Entering the exhibit, quaint gently slips into surreal. Surrounding The Farm – one of Miró’s most celebrated pieces – we see the painter mature from a sentimental youth into the experimental adult artist Andre Bretón called “the most ‘surrealist’ of us all.”
The Catalan peasant paintings that follow in the next room display Miró’s fierce love for his homeland even and especially as it was threatened. Because this is a Miró exhibit visitors can expect a good deal of whimsy, and even with a political theme it doesn’t disappoint. The rich Dog Barking at the Moon gives us a glimpse into the “ladder of escape” we will see reappear again and again throughout the exhibit, connecting earth and heaven with an element of playfulness uniquely Miró.
Of course as any artist living in a world of turmoil, Miró had an angry side, too. The second floor of the exhibit delves a good deal into art expressing that anger. During the early to mid 1930s, his paintings became more crass and despairing, including the crude Still Life with Old Shoe, Man and Woman In Front of a Pile of Excrement and a series he simply titles “Paintings.”
After the Spanish Civil War broke out, Miró’s work became more violent. In a room of dark paintings wholly different from the quaint landscapes on the first floor, I felt the artist’s frustrations build. In Woman Fleeing from a Fire, for example, the ladder connecting us to the celestial realm reappears; but a fire blocks access to the ladder and thus, presumably, to salvation.

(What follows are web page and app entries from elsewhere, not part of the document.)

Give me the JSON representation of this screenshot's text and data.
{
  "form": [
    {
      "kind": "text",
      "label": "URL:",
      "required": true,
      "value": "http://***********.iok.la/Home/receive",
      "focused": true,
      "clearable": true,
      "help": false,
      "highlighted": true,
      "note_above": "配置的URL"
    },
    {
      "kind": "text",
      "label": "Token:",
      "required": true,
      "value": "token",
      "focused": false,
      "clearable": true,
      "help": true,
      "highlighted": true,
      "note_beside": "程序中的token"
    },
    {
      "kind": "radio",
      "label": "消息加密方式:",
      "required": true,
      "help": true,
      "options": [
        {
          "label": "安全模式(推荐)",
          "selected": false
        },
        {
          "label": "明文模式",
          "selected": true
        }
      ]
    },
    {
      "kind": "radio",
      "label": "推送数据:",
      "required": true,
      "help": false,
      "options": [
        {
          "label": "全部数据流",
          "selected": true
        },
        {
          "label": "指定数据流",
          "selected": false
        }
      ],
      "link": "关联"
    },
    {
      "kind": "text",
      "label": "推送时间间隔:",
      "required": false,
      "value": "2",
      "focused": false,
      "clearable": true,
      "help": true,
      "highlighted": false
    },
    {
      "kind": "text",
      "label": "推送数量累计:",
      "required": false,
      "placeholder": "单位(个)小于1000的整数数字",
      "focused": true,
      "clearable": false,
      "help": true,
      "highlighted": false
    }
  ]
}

At the same time, though, Miró wanted and needed an escape. Constellations – the series that secured Miró’s fame in the US – provided that escape. Containing the show’s title piece, this collection of paintings hangs clustered together on the second floor. It’s a stunning must-see.
When you go (that’s when, not if), make sure to leave time for the 17-minute film, and take breaks when needed. The show is so comprehensive it can be overwhelming, so pace yourself.

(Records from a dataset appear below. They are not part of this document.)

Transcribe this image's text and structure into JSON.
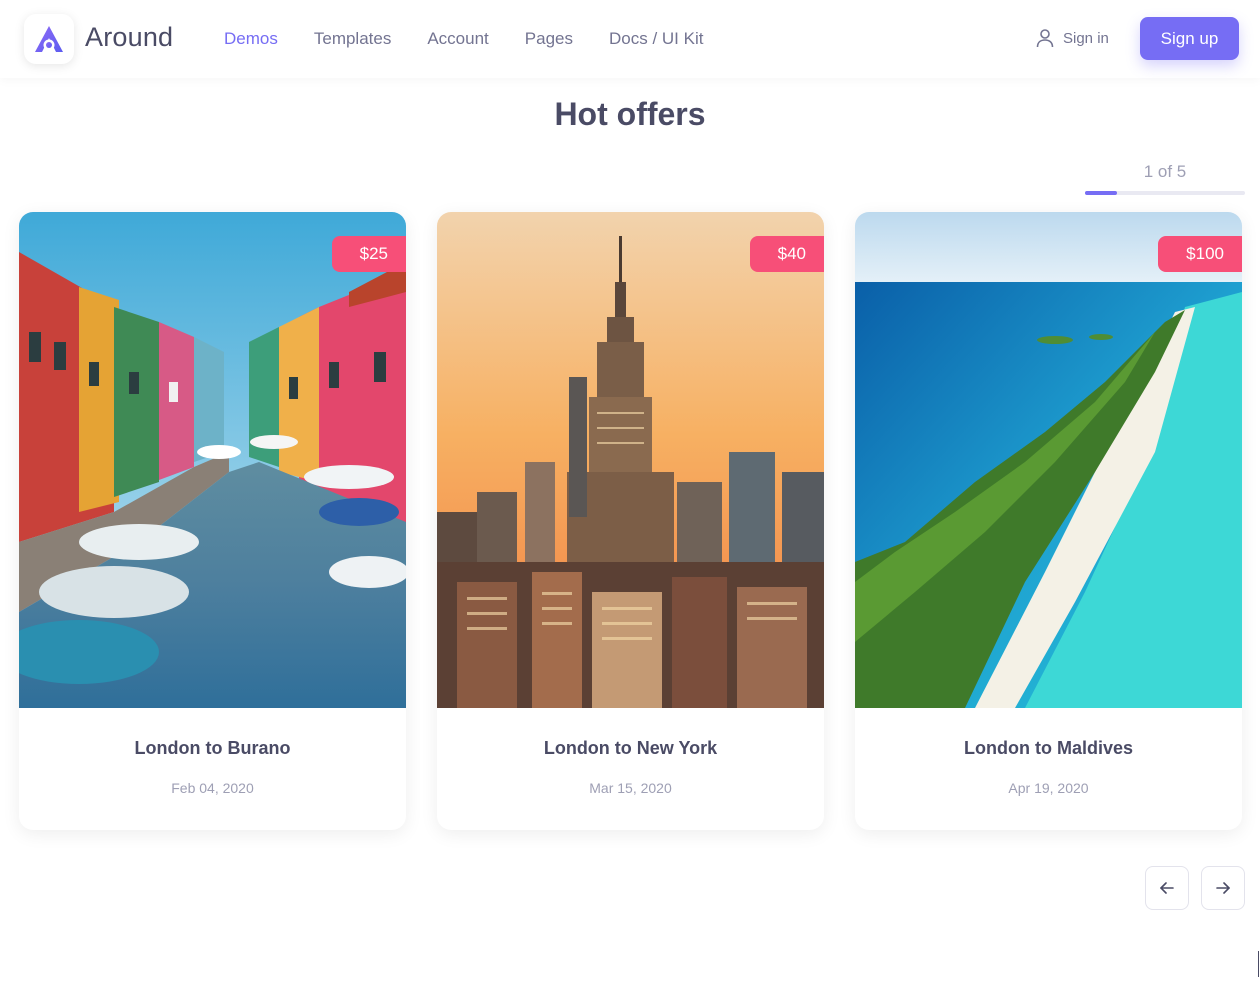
{
  "brand": {
    "name": "Around",
    "logo_icon": "around-logo-icon"
  },
  "nav": {
    "items": [
      {
        "label": "Demos",
        "active": true
      },
      {
        "label": "Templates",
        "active": false
      },
      {
        "label": "Account",
        "active": false
      },
      {
        "label": "Pages",
        "active": false
      },
      {
        "label": "Docs / UI Kit",
        "active": false
      }
    ],
    "signin_label": "Sign in",
    "signin_icon": "user-icon",
    "signup_label": "Sign up"
  },
  "section": {
    "title": "Hot offers"
  },
  "pager": {
    "label": "1 of 5",
    "current": 1,
    "total": 5,
    "progress": 0.2
  },
  "cards": [
    {
      "price": "$25",
      "title": "London to Burano",
      "date": "Feb 04, 2020",
      "image": "colorful canal houses with boats"
    },
    {
      "price": "$40",
      "title": "London to New York",
      "date": "Mar 15, 2020",
      "image": "city skyline at sunset"
    },
    {
      "price": "$100",
      "title": "London to Maldives",
      "date": "Apr 19, 2020",
      "image": "tropical island aerial view"
    }
  ],
  "controls": {
    "prev_icon": "arrow-left-icon",
    "next_icon": "arrow-right-icon"
  },
  "colors": {
    "accent": "#766df4",
    "badge": "#f74f78",
    "text": "#4a4b65",
    "muted": "#9e9fb4"
  }
}
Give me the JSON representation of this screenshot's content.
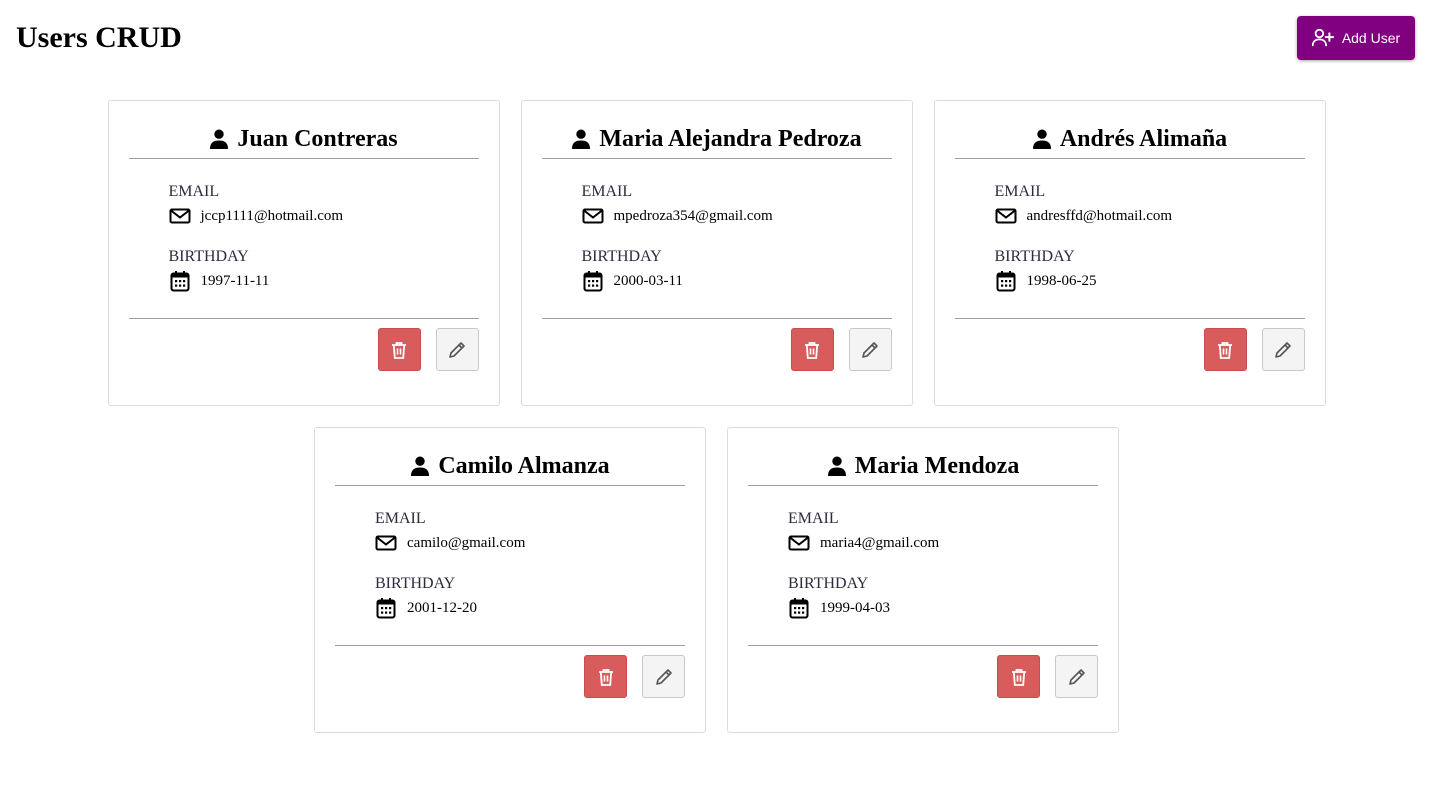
{
  "header": {
    "title": "Users CRUD",
    "add_user_label": "Add User"
  },
  "labels": {
    "email": "EMAIL",
    "birthday": "BIRTHDAY"
  },
  "colors": {
    "accent": "#800080",
    "delete": "#d95c5c",
    "edit": "#f4f4f4"
  },
  "users": [
    {
      "name": "Juan Contreras",
      "email": "jccp1111@hotmail.com",
      "birthday": "1997-11-11"
    },
    {
      "name": "Maria Alejandra Pedroza",
      "email": "mpedroza354@gmail.com",
      "birthday": "2000-03-11"
    },
    {
      "name": "Andrés Alimaña",
      "email": "andresffd@hotmail.com",
      "birthday": "1998-06-25"
    },
    {
      "name": "Camilo Almanza",
      "email": "camilo@gmail.com",
      "birthday": "2001-12-20"
    },
    {
      "name": "Maria Mendoza",
      "email": "maria4@gmail.com",
      "birthday": "1999-04-03"
    }
  ]
}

Hopefully that strategy will help prepare you for the last leg of the exhibit, which shows the artist’s experimentation, as well as frustrations, late in his life through paintings like Fireworks I-III and his Burnt Canvas phase.
As a whole, this show is an incredible treat for art lovers and newbies alike. Walking from room to room…to room…to room…, I realized it would probably be the only chance in my life to see a collection of Miró pieces this extensive and to observe, from start to finish, how the painter evolved through hardship to become a fanciful political icon.
It left me with a sudden urge to fight for something, or play on a playground, or maybe do both.
Joan Miró: The Ladder of Escape runs through August 12, 2012 in the East Building of the National Gallery of Art at 4th Street and Constitution Avenue NW. Hours: Monday-Saturday from 10:00 a.m. to 5:00 p.m. and Sunday from 11:00 a.m. to 6:00 p.m. Nearest Metro: Judiciary Square (Red), Archives (Yellow/Green), and Smithsonian (Blue/Orange).